▶ [Directions]: Count every line below that holds the word "JSON", and give the number with no other words.

▶ [Records supplied]:
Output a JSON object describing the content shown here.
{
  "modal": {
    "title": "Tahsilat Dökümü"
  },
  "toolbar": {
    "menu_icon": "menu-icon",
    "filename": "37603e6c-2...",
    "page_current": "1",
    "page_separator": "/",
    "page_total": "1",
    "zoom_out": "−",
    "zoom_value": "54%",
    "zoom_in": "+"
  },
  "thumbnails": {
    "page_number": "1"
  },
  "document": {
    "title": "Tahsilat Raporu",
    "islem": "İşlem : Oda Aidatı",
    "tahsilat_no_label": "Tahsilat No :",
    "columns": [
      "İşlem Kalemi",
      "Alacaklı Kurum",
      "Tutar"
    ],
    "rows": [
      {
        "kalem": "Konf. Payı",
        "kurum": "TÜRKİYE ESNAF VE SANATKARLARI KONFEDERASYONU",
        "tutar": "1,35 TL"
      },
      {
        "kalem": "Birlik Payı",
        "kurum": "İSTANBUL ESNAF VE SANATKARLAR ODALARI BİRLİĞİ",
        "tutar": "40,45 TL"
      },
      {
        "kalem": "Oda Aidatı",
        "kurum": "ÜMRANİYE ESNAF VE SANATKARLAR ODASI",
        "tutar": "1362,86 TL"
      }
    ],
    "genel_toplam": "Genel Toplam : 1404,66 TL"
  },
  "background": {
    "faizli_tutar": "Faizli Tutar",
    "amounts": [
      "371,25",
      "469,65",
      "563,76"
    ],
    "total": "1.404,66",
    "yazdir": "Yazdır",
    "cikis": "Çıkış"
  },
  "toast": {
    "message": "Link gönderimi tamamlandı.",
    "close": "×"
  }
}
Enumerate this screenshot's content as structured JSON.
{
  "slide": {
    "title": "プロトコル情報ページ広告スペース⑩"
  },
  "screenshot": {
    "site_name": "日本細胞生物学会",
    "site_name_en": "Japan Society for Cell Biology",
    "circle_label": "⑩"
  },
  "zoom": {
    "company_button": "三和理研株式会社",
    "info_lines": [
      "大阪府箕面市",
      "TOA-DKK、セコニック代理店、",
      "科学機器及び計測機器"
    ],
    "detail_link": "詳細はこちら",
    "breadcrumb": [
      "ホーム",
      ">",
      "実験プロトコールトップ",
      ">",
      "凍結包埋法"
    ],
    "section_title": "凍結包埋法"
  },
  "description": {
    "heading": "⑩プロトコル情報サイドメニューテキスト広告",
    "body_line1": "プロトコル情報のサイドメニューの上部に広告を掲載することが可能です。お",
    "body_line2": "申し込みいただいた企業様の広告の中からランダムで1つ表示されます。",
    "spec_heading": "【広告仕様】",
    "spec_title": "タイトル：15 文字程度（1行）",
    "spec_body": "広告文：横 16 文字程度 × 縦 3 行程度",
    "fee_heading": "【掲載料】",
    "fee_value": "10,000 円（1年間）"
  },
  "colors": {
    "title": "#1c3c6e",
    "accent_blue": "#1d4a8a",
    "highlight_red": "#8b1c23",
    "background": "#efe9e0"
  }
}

▶ [Expected answer]: 2